In my work world, I have been called a unicorn more than once, so I could say that and it would make sense, but honestly I think of myself as more of a leprechaun. I have a streak of Irish in my blood, and can be a bit mischievous, though at six feet, I’m a little tall. Oh, and I don’t have anything resembling a pot of gold. So, yeah, a poor, tall leprechaun.

First book you remember making an indelible impression on you.

In my genre, it would have to be Left Hand of Darkness by Ursula K. Le Guin. It opened my eyes to wonders that I never thought possible—telepathy, androgyny—and it was written by a woman, which at the time was a radical departure for the sci-fi scene. I remember an essay from Le Guin where she explained how she "eliminated gender, to find out what was left” in her work, and her visionary stories shaped the way I saw gender and sexuality for my entire life.

How do you develop your plot and characters?

I start with a high-level outline, a basic sketch of the main characters, and an underlying premise to bring it all together. This is what I begin with, but honestly, it never works out that way. I start down a path and the stronger characters—the ones that must be heard—have a way of pushing their way into scenes where they were not intended, or better yet, leading me to completely unexpected new scenes. I try to keep them on task, but sometimes you have to let them roam, to allow them to create those moments that make the story into what it needs to be.

But, the premise always remains constant no matter how the characters or plot changes throughout the process.

Describe your writing space.

I write wherever I can get it done. When I was first working on Neurogarden, I was writing in my head on my walk to my work office on 60th St. near Columbus Circle in New York. I would spend the thirty minutes dodging traffic from the East side to the West side traversing Manhattan talking to myself and figuring out what my next scene would be, then would sit at my desk knocking it out before everybody else started filing into the office for the work day.

Now, in the days of Coronavirus, I write at home in my one bedroom apartment in what I like to call my home office/living room/dining room/home theater/yoga studio. It isn’t optimal, but I put in my Air Pods, turn up some music that feels right for the scene, and get to work.


AUTHOR Bio and Links:

Ever since reading Douglas Adams back in my formative years, I have had an interesting relationship with humor, science fiction, and technology. My first computer was a TI-99/4A, so yeah, I’m old, but only until scientists have cracked the code on transplanting our brains into shiny new vessels.

My body may be showing signs of wear, but I’m keeping my brain tight.
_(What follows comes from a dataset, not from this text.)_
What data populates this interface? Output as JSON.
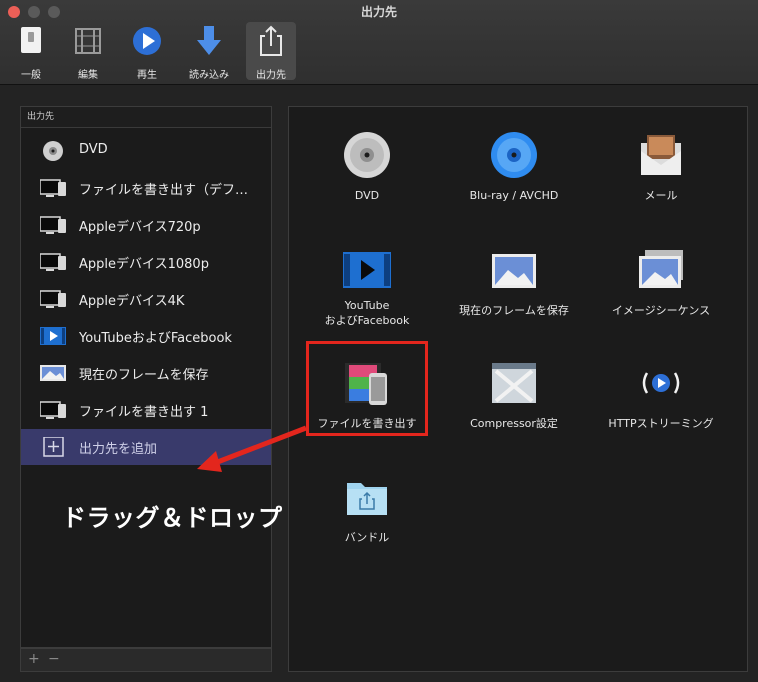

When I am not dreaming of far off worlds and writing, I am living a semi-normal life working in New York City, and watching movies with my wife and her spastic cat, Moss.

Relevant Links:
Web site:

Amazon Buy Link:



The author will award a $50 Amazon/BN GC to one randomly drawn commenter via rafflecopter.

a Rafflecopter giveaway


  1. Good evening, Bryon! In response to your response from yesterday, it would be awesome to see a romantic sci-fi collaboration from you and your wife, the Rissa Kerguelen trilogy by F.M. Busby was epic!I hope that you can talk her into it. I'm a huge sci-fi fan from way back, a Trekkie of course, I love everything sci-fi from books to TV and films. Some of my favorites include The Expanse series both books and show. I loved Ursula's books when I was young and Clive is an excellent choice as well. Dream big I always say.

  2. Thanks for sharing your great  book and for the giveaway too.

  3. Love that cover! Thanks for sharing!


Get carried away with love!